Expansion of cooperative threat reduction programs and increased funding to them is a bargain. They received $400 million in 2002. Compare that to the $6 billion to $13 billion price tag for a single month of war against Iraq, as estimated by the Congressional Budget Office. The Yale University economist William Nordhaus says the cost of war with Iraq could be much higher, one trillion six hundred billion dollars over the next 10 years.
The Political Economy of Proliferation
Earlier the Bush administration made an important contribution to advancing counterproliferation programs at the G-8 meeting in Canada in June 2002, announcing the G-8 Global Partnership Against the Spread of Weapons and Materials of Mass Destruction. The G-8 initiative hopes to gain a commitment of up to $20 billion over 10 years from all G-8 countries combined. The United States has promised to continue present spending levels of nearly $1 billion yearly for 10 years to counter the spread of weapons of mass destruction, primarily in Russia and the former Soviet Union. The initiative is a step in the right direction. Even if all signatories keep their promises and increase future contributions, however, the initiative does nothing to protect against proliferation outside the former Soviet states, especially in risky Pakistan.
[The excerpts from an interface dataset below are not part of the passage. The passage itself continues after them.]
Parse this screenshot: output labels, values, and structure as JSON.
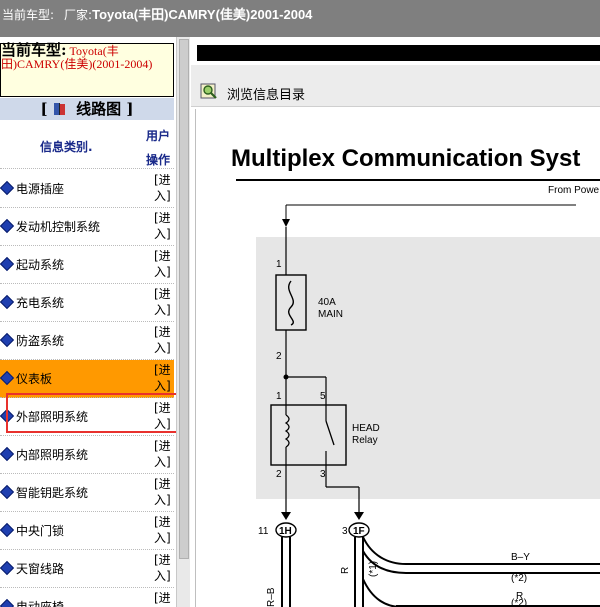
{
  "titlebar": {
    "current_car_label": "当前车型:",
    "maker_label": "厂家:",
    "maker_value": "Toyota(丰田)CAMRY(佳美)2001-2004"
  },
  "sidebar": {
    "car_label": "当前车型:",
    "car_value": "Toyota(丰田)CAMRY(佳美)(2001-2004)",
    "section_open": "[",
    "section_title": "线路图",
    "section_close": "]",
    "col_category": "信息类别.",
    "col_user_op": "用户操作",
    "action_label": "[进入]",
    "items": [
      {
        "label": "电源插座"
      },
      {
        "label": "发动机控制系统"
      },
      {
        "label": "起动系统"
      },
      {
        "label": "充电系统"
      },
      {
        "label": "防盗系统"
      },
      {
        "label": "仪表板"
      },
      {
        "label": "外部照明系统"
      },
      {
        "label": "内部照明系统"
      },
      {
        "label": "智能钥匙系统"
      },
      {
        "label": "中央门锁"
      },
      {
        "label": "天窗线路"
      },
      {
        "label": "电动座椅"
      }
    ],
    "active_index": 5
  },
  "viewer": {
    "browse_label": "浏览信息目录",
    "doc_title": "Multiplex Communication Syst",
    "from_power": "From Powe",
    "fuse_label_1": "40A",
    "fuse_label_2": "MAIN",
    "relay_label_1": "HEAD",
    "relay_label_2": "Relay",
    "pin_1": "1",
    "pin_2": "2",
    "pin_1b": "1",
    "pin_5": "5",
    "pin_2b": "2",
    "pin_3": "3",
    "conn_1_num": "11",
    "conn_1_id": "1H",
    "conn_2_num": "3",
    "conn_2_id": "1F",
    "wire_rb": "R–B",
    "wire_r": "R",
    "wire_r_note": "(*1)",
    "wire_by": "B–Y",
    "wire_by_note": "(*2)",
    "wire_r2": "R",
    "wire_r2_note": "(*2)"
  },
  "colors": {
    "active_row": "#ff9900",
    "highlight": "#e8312d",
    "car_text": "#cc0000",
    "nav_blue": "#1f3fb0"
  }
}
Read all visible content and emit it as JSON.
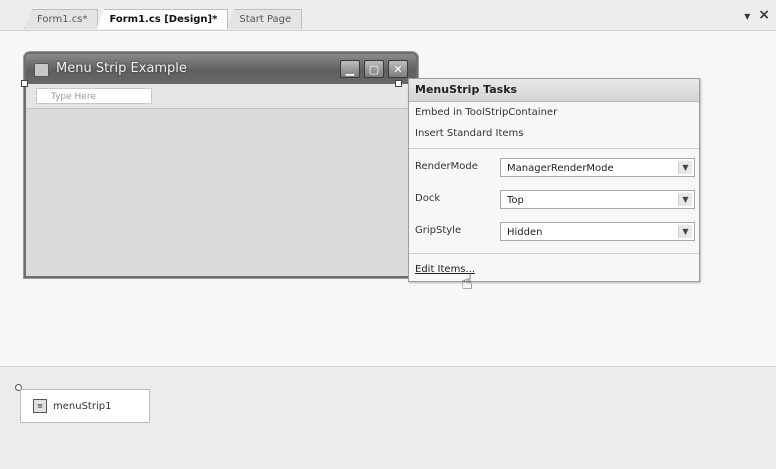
{
  "tabs": [
    {
      "label": "Form1.cs*"
    },
    {
      "label": "Form1.cs [Design]*"
    },
    {
      "label": "Start Page"
    }
  ],
  "tab_controls": {
    "dropdown": "▾",
    "close": "×"
  },
  "form": {
    "title": "Menu Strip Example",
    "menu_placeholder": "Type Here",
    "buttons": {
      "minimize": "▁",
      "maximize": "▢",
      "close": "✕"
    }
  },
  "tasks_panel": {
    "title": "MenuStrip Tasks",
    "links": [
      "Embed in ToolStripContainer",
      "Insert Standard Items"
    ],
    "properties": [
      {
        "label": "RenderMode",
        "value": "ManagerRenderMode"
      },
      {
        "label": "Dock",
        "value": "Top"
      },
      {
        "label": "GripStyle",
        "value": "Hidden"
      }
    ],
    "edit_link": "Edit Items..."
  },
  "tray": {
    "component_label": "menuStrip1"
  },
  "icons": {
    "combo_arrow": "chevron-down-icon",
    "cursor": "hand-pointer-icon"
  }
}
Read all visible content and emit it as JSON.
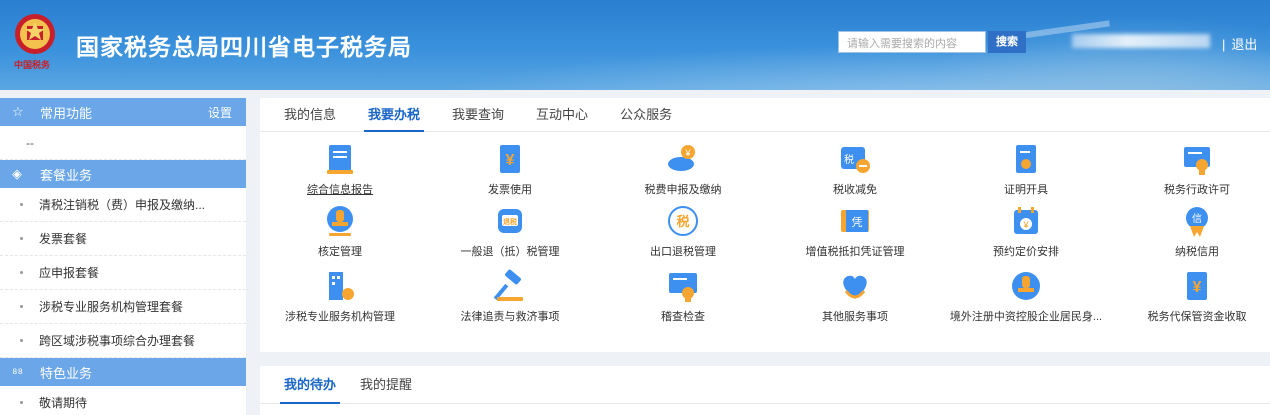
{
  "header": {
    "title": "国家税务总局四川省电子税务局",
    "search_placeholder": "请输入需要搜索的内容",
    "search_button": "搜索",
    "logout": "退出",
    "separator": "|"
  },
  "sidebar": {
    "common": {
      "label": "常用功能",
      "setting": "设置",
      "placeholder_item": "--"
    },
    "package": {
      "label": "套餐业务",
      "items": [
        "清税注销税（费）申报及缴纳...",
        "发票套餐",
        "应申报套餐",
        "涉税专业服务机构管理套餐",
        "跨区域涉税事项综合办理套餐"
      ]
    },
    "special": {
      "label": "特色业务",
      "items": [
        "敬请期待"
      ]
    }
  },
  "main": {
    "tabs": [
      "我的信息",
      "我要办税",
      "我要查询",
      "互动中心",
      "公众服务"
    ],
    "active_tab": "我要办税",
    "functions": [
      {
        "label": "综合信息报告",
        "icon": "report-icon"
      },
      {
        "label": "发票使用",
        "icon": "invoice-icon"
      },
      {
        "label": "税费申报及缴纳",
        "icon": "tax-payment-icon"
      },
      {
        "label": "税收减免",
        "icon": "tax-relief-icon"
      },
      {
        "label": "证明开具",
        "icon": "certificate-icon"
      },
      {
        "label": "税务行政许可",
        "icon": "license-icon"
      },
      {
        "label": "核定管理",
        "icon": "stamp-icon"
      },
      {
        "label": "一般退（抵）税管理",
        "icon": "refund-icon"
      },
      {
        "label": "出口退税管理",
        "icon": "export-refund-icon"
      },
      {
        "label": "增值税抵扣凭证管理",
        "icon": "voucher-icon"
      },
      {
        "label": "预约定价安排",
        "icon": "pricing-calendar-icon"
      },
      {
        "label": "纳税信用",
        "icon": "credit-icon"
      },
      {
        "label": "涉税专业服务机构管理",
        "icon": "agency-icon"
      },
      {
        "label": "法律追责与救济事项",
        "icon": "gavel-icon"
      },
      {
        "label": "稽查检查",
        "icon": "inspection-icon"
      },
      {
        "label": "其他服务事项",
        "icon": "heart-icon"
      },
      {
        "label": "境外注册中资控股企业居民身...",
        "icon": "overseas-icon"
      },
      {
        "label": "税务代保管资金收取",
        "icon": "custody-icon"
      }
    ],
    "bottom_tabs": [
      "我的待办",
      "我的提醒"
    ],
    "bottom_active": "我的待办"
  },
  "colors": {
    "accent": "#1a66c8",
    "sidebar_head": "#6aa6e8",
    "icon_blue": "#3d8ff0",
    "icon_orange": "#f7a531"
  }
}
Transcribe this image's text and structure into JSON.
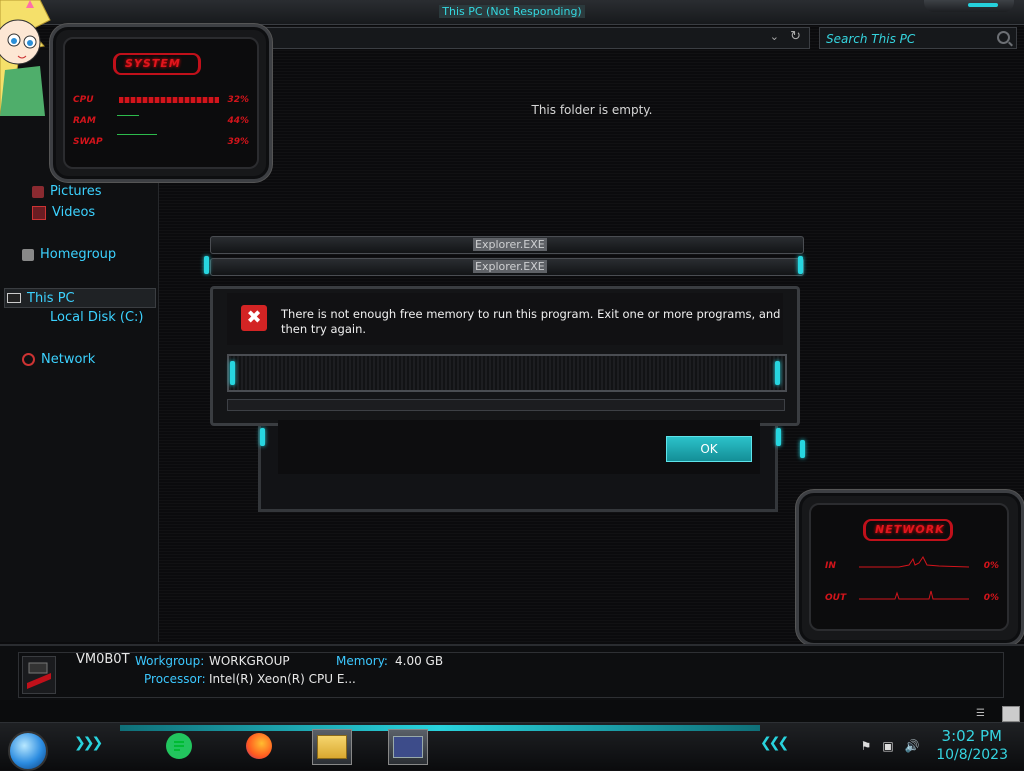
{
  "window": {
    "title": "This PC (Not Responding)",
    "search_placeholder": "Search This PC",
    "empty_message": "This folder is empty."
  },
  "sidebar": {
    "items": [
      {
        "label": "Pictures",
        "icon": "pictures-icon"
      },
      {
        "label": "Videos",
        "icon": "videos-icon"
      },
      {
        "label": "Homegroup",
        "icon": "homegroup-icon"
      },
      {
        "label": "This PC",
        "icon": "computer-icon",
        "selected": true
      },
      {
        "label": "Local Disk (C:)",
        "icon": "drive-icon"
      },
      {
        "label": "Network",
        "icon": "network-icon"
      }
    ]
  },
  "system_gadget": {
    "title": "SYSTEM",
    "cpu_label": "CPU",
    "cpu_value": "32%",
    "ram_label": "RAM",
    "ram_value": "44%",
    "swap_label": "SWAP",
    "swap_value": "39%"
  },
  "network_gadget": {
    "title": "NETWORK",
    "in_label": "IN",
    "in_value": "0%",
    "out_label": "OUT",
    "out_value": "0%"
  },
  "dialog": {
    "ghost_title_1": "Explorer.EXE",
    "ghost_title_2": "Explorer.EXE",
    "message": "There is not enough free memory to run this program. Exit one or more programs, and then try again.",
    "ok_label": "OK"
  },
  "details": {
    "computer_name": "VM0B0T",
    "workgroup_label": "Workgroup:",
    "workgroup_value": "WORKGROUP",
    "memory_label": "Memory:",
    "memory_value": "4.00 GB",
    "processor_label": "Processor:",
    "processor_value": "Intel(R) Xeon(R) CPU E..."
  },
  "taskbar": {
    "apps": [
      "notes-app-icon",
      "firefox-icon",
      "file-explorer-icon",
      "control-panel-icon"
    ],
    "time": "3:02 PM",
    "date": "10/8/2023",
    "accent": "#29d3dd"
  },
  "colors": {
    "accent_cyan": "#29d3dd",
    "gadget_red": "#d3141b",
    "error_red": "#d32424"
  }
}
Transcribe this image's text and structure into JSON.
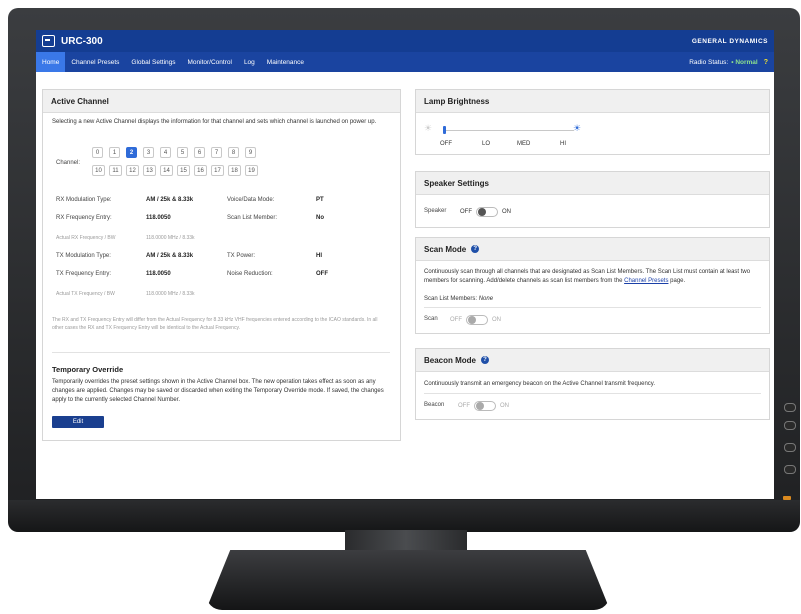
{
  "app": {
    "title": "URC-300",
    "brand": "GENERAL DYNAMICS"
  },
  "nav": {
    "items": [
      "Home",
      "Channel Presets",
      "Global Settings",
      "Monitor/Control",
      "Log",
      "Maintenance"
    ],
    "radio_status_label": "Radio Status:",
    "radio_status_value": "• Normal",
    "help": "?"
  },
  "active_channel": {
    "title": "Active Channel",
    "description": "Selecting a new Active Channel displays the information for that channel and sets which channel is launched on power up.",
    "channel_label": "Channel:",
    "channels": [
      "0",
      "1",
      "2",
      "3",
      "4",
      "5",
      "6",
      "7",
      "8",
      "9",
      "10",
      "11",
      "12",
      "13",
      "14",
      "15",
      "16",
      "17",
      "18",
      "19"
    ],
    "selected_channel": "2",
    "rx_mod_label": "RX Modulation Type:",
    "rx_mod_value": "AM / 25k & 8.33k",
    "voice_label": "Voice/Data Mode:",
    "voice_value": "PT",
    "rx_freq_label": "RX Frequency Entry:",
    "rx_freq_value": "118.0050",
    "scan_member_label": "Scan List Member:",
    "scan_member_value": "No",
    "actual_rx_label": "Actual RX Frequency / BW",
    "actual_rx_value": "118.0000 MHz / 8.33k",
    "tx_mod_label": "TX Modulation Type:",
    "tx_mod_value": "AM / 25k & 8.33k",
    "tx_power_label": "TX Power:",
    "tx_power_value": "HI",
    "tx_freq_label": "TX Frequency Entry:",
    "tx_freq_value": "118.0050",
    "noise_label": "Noise Reduction:",
    "noise_value": "OFF",
    "actual_tx_label": "Actual TX Frequency / BW",
    "actual_tx_value": "118.0000 MHz / 8.33k",
    "note": "The RX and TX Frequency Entry will differ from the Actual Frequency for 8.33 kHz VHF frequencies entered according to the ICAO standards. In all other cases the RX and TX Frequency Entry will be identical to the Actual Frequency."
  },
  "temp_override": {
    "title": "Temporary Override",
    "description": "Temporarily overrides the preset settings shown in the Active Channel box. The new operation takes effect as soon as any changes are applied. Changes may be saved or discarded when exiting the Temporary Override mode. If saved, the changes apply to the currently selected Channel Number.",
    "edit_label": "Edit"
  },
  "lamp": {
    "title": "Lamp Brightness",
    "labels": [
      "OFF",
      "LO",
      "MED",
      "HI"
    ],
    "level": 0
  },
  "speaker": {
    "title": "Speaker Settings",
    "label": "Speaker",
    "off": "OFF",
    "on": "ON",
    "state": "off"
  },
  "scan": {
    "title": "Scan Mode",
    "description_pre": "Continuously scan through all channels that are designated as Scan List Members. The Scan List must contain at least two members for scanning. Add/delete channels as scan list members from the",
    "link": "Channel Presets",
    "description_post": "page.",
    "members_label": "Scan List Members:",
    "members_value": "None",
    "toggle_label": "Scan",
    "off": "OFF",
    "on": "ON",
    "state": "off-disabled"
  },
  "beacon": {
    "title": "Beacon Mode",
    "description": "Continuously transmit an emergency beacon on the Active Channel transmit frequency.",
    "toggle_label": "Beacon",
    "off": "OFF",
    "on": "ON",
    "state": "off-disabled"
  },
  "colors": {
    "nav_bg": "#143d92",
    "active_tab": "#3a78e8",
    "accent": "#2f6bd8",
    "status_normal": "#8de08d",
    "power_led": "#d9891f"
  }
}
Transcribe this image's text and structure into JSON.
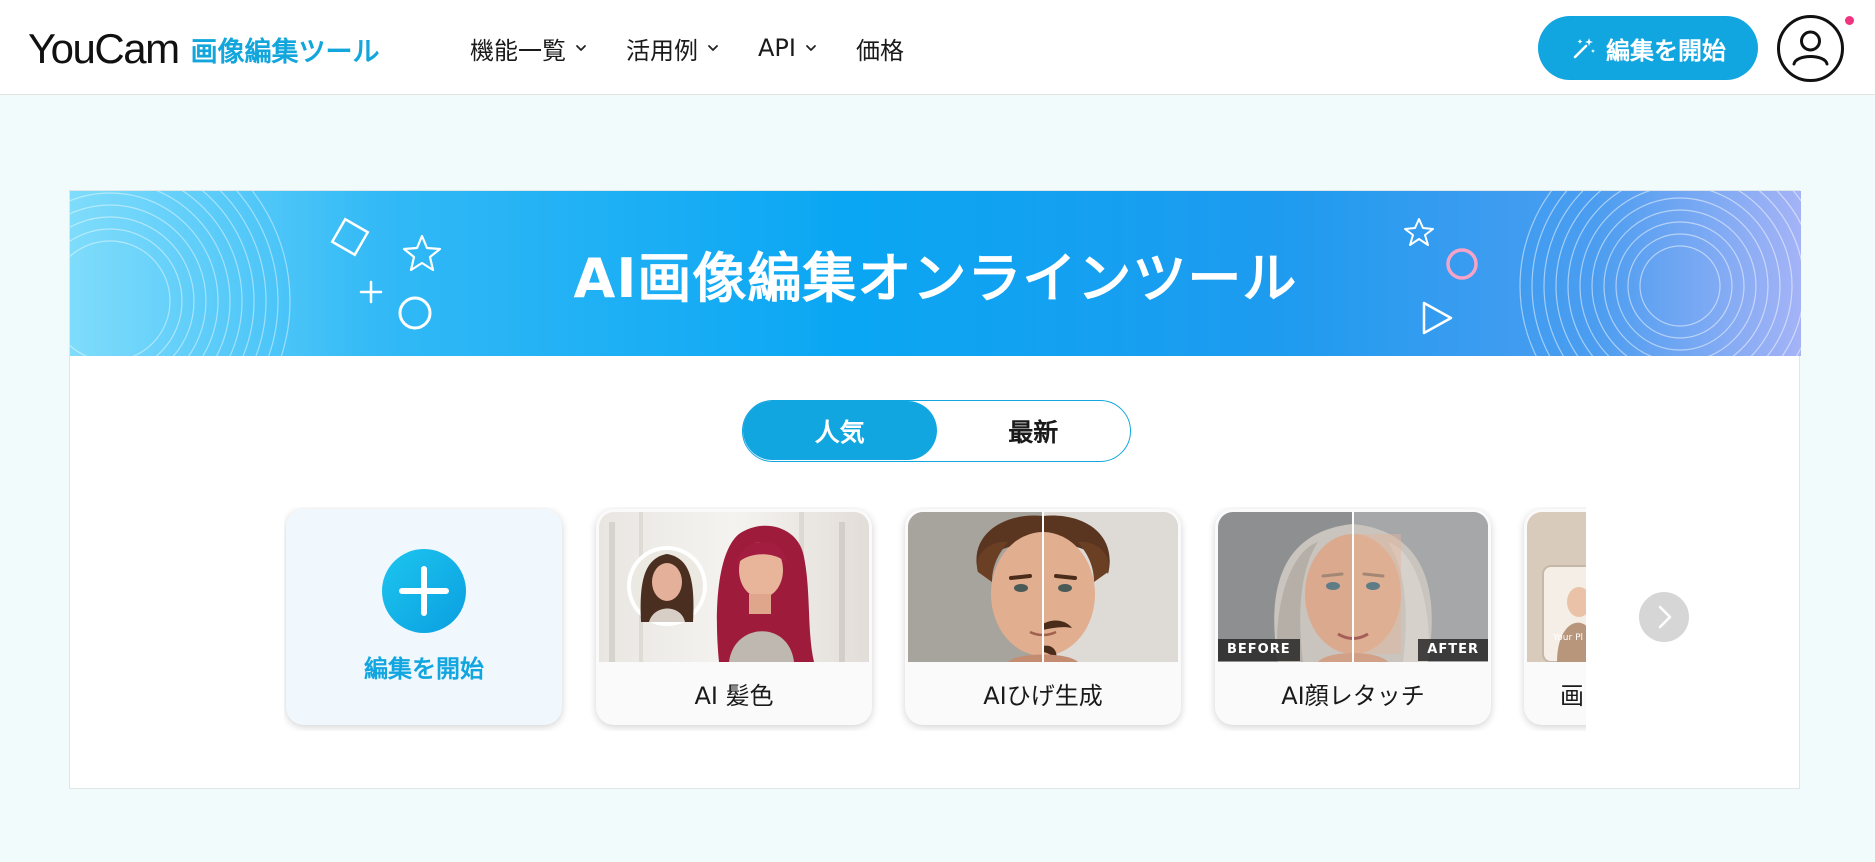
{
  "header": {
    "logo_main": "YouCam",
    "logo_sub": "画像編集ツール",
    "nav": [
      {
        "label": "機能一覧",
        "has_dropdown": true
      },
      {
        "label": "活用例",
        "has_dropdown": true
      },
      {
        "label": "API",
        "has_dropdown": true
      },
      {
        "label": "価格",
        "has_dropdown": false
      }
    ],
    "start_button": "編集を開始",
    "start_button_icon": "magic-wand-icon",
    "account_icon": "user-icon",
    "notification_color": "#f0337e"
  },
  "banner": {
    "title": "AI画像編集オンラインツール"
  },
  "tabs": [
    {
      "label": "人気",
      "active": true
    },
    {
      "label": "最新",
      "active": false
    }
  ],
  "cards": {
    "add_card_label": "編集を開始",
    "add_card_icon": "plus-icon",
    "items": [
      {
        "label": "AI 髪色"
      },
      {
        "label": "AIひげ生成"
      },
      {
        "label": "AI顔レタッチ",
        "before_badge": "BEFORE",
        "after_badge": "AFTER"
      },
      {
        "label": "画",
        "thumb_text": "Your Pl"
      }
    ]
  },
  "colors": {
    "accent": "#12a6e0",
    "page_bg": "#f1fbfc"
  }
}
These cooperative counterproliferation programs have always been suspect in the eyes of some conservatives as undesirable multilateral foreign aid. But in fact, the programs deliver U.S. expertise, equipment and materials, not cash, to the former Soviet states, to avoid the opportunity for diversion of funds. Direct purchases of weapons grade materials and facilitating the legitimate hiring of key scientists by private sector research or pharmaceutical companies are market-based solutions to the proliferation problem. They remove W.M.D. materials and expertise from the international black market.
The United States helped build the global economy. This globalized market, licit and illicit, now facilitates proliferation. Only a global approach that is commercial as well as political promises to contain the spread of weapons of mass destruction. Companies, not just countries, must be included in efforts to stem proliferation. As one former U.S. ambassador to the Middle East noted, the significant military efforts by the world’s largest superpower have been unable to stem Iraqi proliferation, but the cooperation of a few major companies would make all the difference.
U.S. Catholic bishops have voiced serious concerns with the preventive use of force against Iraq. They have counseled the importance of expanding and strengthening non-military tools to combat the spread of W.M.D. and terrorism. Foreign-policy hawks criticize the bishops’ stance as dovish and naïve. But questions of the morality and legality of the Bush doctrine aside, preventive use of force is unlikely to work.
The bishops’ encouragement of alternatives to the use of force to prevent proliferation is more realistic than the administration’s policy; they offer more stable, sustainable and effective means to contain the spread of weapons of mass destruction. Regardless of how much the U.S. administration favors the image of a Lone Ranger, there are no silver bullets for this problem. The National Security Strategy is right to note that the United States cannot remain idle while dangers gather, but preventive use of force is not an effective way to combat the dangers posed by the proliferation of weapons of mass destruction.